▶ **WORK REQUIRED**
From the entries below, pull out each line where "value" appears.

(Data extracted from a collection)

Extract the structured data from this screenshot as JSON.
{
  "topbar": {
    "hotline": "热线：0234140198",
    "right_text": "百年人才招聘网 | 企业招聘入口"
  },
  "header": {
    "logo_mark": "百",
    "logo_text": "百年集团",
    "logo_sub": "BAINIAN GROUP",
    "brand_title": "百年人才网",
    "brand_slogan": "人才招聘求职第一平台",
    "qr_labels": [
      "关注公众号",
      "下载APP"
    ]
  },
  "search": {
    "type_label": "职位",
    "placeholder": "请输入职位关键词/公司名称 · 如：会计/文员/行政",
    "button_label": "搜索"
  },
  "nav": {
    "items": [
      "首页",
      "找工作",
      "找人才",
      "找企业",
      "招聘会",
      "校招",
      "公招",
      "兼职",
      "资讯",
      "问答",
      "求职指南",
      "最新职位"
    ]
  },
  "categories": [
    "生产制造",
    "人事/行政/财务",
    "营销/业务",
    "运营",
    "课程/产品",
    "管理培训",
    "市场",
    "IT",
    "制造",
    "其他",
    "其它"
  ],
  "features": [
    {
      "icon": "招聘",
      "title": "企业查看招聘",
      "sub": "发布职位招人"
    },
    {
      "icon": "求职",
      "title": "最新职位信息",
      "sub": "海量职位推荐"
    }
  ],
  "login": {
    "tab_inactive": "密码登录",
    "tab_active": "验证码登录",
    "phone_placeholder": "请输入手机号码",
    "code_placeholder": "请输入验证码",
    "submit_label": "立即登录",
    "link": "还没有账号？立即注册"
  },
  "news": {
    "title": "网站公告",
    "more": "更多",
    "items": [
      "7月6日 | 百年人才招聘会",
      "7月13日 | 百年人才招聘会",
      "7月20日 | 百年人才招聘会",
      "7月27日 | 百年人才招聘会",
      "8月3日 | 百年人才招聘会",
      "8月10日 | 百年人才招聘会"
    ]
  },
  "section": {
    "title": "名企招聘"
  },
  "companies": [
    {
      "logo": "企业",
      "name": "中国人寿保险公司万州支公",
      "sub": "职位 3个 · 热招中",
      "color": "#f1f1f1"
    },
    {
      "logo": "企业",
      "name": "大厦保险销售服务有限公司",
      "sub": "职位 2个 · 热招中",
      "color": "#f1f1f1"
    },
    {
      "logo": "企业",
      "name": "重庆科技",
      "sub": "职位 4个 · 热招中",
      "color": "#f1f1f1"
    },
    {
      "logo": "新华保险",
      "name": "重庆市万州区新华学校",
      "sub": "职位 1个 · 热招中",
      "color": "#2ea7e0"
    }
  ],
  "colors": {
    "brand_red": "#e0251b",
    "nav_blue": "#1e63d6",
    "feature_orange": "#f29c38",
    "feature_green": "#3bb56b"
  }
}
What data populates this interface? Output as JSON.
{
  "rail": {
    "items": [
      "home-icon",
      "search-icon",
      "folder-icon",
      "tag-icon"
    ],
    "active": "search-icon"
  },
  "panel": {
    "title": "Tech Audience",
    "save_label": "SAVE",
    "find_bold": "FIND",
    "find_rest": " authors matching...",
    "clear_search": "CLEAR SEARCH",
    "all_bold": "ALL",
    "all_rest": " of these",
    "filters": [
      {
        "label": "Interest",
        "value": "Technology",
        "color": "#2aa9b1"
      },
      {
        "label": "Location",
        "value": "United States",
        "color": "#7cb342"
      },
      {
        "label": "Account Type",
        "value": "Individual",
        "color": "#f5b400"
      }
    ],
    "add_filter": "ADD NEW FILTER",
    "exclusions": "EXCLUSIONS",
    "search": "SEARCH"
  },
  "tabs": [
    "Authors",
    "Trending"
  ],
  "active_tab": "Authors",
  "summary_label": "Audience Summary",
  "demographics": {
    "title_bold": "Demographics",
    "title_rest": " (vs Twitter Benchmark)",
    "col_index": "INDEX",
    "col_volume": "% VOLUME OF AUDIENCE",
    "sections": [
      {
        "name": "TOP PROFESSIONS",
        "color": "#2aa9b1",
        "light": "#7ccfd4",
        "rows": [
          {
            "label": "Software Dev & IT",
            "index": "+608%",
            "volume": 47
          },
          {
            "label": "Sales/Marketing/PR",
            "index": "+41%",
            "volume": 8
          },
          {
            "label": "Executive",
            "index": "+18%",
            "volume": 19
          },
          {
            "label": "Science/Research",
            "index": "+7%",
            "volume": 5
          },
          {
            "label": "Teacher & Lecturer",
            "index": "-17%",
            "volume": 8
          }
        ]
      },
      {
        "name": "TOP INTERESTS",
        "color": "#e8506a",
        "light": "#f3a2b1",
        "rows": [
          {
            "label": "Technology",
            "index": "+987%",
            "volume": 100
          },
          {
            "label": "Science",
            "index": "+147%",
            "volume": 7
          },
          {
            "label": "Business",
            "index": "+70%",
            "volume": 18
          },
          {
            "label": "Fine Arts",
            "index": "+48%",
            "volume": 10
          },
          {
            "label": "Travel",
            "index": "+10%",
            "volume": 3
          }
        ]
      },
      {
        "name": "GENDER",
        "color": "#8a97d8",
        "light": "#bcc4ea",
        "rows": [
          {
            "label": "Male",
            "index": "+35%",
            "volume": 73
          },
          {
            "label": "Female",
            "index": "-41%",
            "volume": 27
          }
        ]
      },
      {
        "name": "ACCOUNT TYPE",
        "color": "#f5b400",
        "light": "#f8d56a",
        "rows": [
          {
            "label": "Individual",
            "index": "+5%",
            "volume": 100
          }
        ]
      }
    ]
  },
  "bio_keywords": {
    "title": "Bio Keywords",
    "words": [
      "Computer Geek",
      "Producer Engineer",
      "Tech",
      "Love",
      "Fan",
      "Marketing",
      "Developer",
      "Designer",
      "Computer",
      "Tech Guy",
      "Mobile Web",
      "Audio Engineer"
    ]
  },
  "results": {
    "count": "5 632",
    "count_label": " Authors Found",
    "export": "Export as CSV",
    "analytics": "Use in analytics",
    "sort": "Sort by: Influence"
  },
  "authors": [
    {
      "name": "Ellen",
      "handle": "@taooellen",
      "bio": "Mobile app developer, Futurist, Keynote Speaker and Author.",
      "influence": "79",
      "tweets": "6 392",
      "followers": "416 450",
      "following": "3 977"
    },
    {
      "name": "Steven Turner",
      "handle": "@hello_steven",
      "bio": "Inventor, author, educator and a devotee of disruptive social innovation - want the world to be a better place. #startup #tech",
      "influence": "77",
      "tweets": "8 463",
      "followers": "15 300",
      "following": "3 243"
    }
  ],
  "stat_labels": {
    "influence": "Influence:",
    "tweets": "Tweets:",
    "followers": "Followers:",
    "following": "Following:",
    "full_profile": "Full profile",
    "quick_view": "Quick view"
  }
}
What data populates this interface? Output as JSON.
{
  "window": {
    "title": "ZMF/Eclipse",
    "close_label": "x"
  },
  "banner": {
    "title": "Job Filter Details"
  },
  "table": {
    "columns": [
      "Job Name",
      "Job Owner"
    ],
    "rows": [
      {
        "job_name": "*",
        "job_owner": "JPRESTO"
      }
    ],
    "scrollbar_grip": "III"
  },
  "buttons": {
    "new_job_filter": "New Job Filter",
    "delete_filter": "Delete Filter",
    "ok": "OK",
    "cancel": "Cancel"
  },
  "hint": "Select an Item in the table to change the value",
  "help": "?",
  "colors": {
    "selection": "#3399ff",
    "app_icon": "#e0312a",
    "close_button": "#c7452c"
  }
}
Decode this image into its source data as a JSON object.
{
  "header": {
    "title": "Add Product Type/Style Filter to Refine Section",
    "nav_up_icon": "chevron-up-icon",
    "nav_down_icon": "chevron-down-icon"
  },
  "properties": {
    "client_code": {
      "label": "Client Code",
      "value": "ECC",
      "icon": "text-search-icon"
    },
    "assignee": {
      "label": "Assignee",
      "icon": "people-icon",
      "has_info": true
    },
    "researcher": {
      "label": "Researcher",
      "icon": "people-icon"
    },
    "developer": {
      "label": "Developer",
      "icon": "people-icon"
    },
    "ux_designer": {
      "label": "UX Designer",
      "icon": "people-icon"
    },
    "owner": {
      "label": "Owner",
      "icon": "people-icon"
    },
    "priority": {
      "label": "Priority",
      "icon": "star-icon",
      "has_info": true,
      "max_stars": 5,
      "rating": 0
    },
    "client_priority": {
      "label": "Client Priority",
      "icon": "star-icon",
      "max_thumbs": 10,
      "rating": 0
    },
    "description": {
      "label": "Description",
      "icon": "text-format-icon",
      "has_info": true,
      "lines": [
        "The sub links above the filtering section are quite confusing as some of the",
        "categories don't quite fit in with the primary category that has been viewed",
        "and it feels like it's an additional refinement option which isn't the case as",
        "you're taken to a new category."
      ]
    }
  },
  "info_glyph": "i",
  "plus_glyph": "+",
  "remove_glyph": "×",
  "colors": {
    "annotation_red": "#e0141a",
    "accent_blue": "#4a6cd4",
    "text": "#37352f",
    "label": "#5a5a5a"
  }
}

▶ **TASK RESULT**
        "value": "Technology",
        "value": "United States",
        "value": "Individual",
  "hint": "Select an Item in the table to change the value",
      "value": "ECC",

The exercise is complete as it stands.